There are structural reasons that the unemployment crisis is hitting older Americans so hard. Older workers are more likely to be underwater homeowners, unable to sell their house and move away. They often have highly specific marketable skills, and seek positions more selectively. They also often have skills rendered obsolete by the recession, in outdated trades. But too often, employers illegally presume that older workers will be harder to train, more likely to leave for other positions, less productive, less technologically able or less willing to move — and do not hire them for those reasons.
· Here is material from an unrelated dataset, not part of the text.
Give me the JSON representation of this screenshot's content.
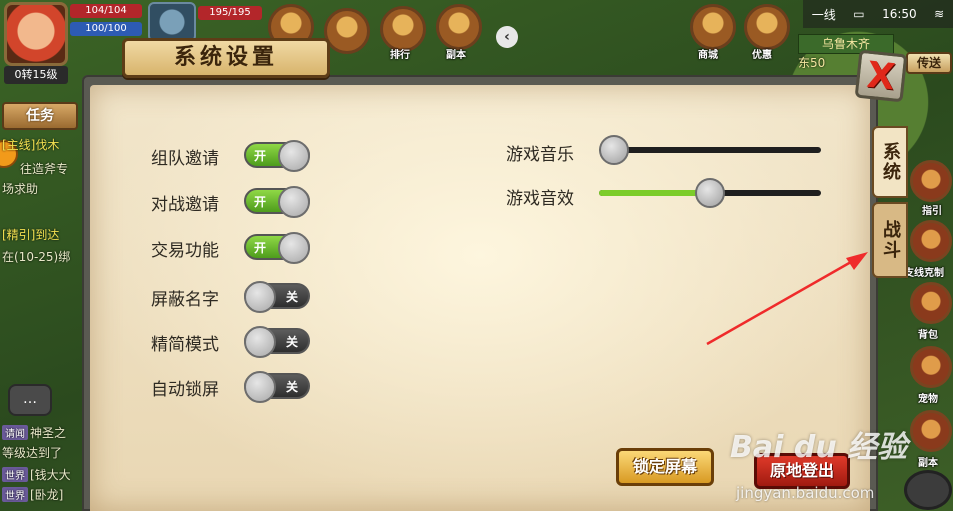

I worry about this a lot. I work in an industry (magazine publishing) that is notorious for age discrimination. Also, as a PhD dropout who was "overqualified" for most of the entry-level jobs I had to apply for, I can readily remember the frustration and futility, the despair -- and this was when the economy was recovering robustly. I ended up having to spend a lot of time in temp agencies, proving my ability to alphabetize and to open up files in Microsoft Word. I felt like a useless piece of garbage, unwanted by society because I made the error of extending my education until I reached 30, and I wondered when the time would come when they would send me to the soul-renewal chamber like in Logan's Run. How much worse must it be for those laid off in a downturn because they are older and draw more benefits and better salaries and ruled inefficient relative to younger, less demanding workers.
Whenever the economy undergoes a structural shift, it seems that older workers will be disadvantaged without remedy, since they will have outdated skills and will be subject to uncorrectable discrimination. Lowrey notes that "policy experts fear that age discrimination in hiring, compounded by the recession, is a problem without a solution. Individuals can bring cases against individual companies, but discrimination is virtually impossible to prove, even if it is easy to see as an aggregate phenomenon." So even though the trend is obvious at the macro level, micro-level concerns make it difficult to change. (Sort of like the problem of inadequate demand in the economy generally.) Thus we have a Logan's Run economy, concentrating unemployment among older workers while making them scapegoats for the runaway deficit that is "stealing from our children." Perhaps the Republicans who stonewalled the jobs bill should stop pussyfooting around and tell these older workers to just go die.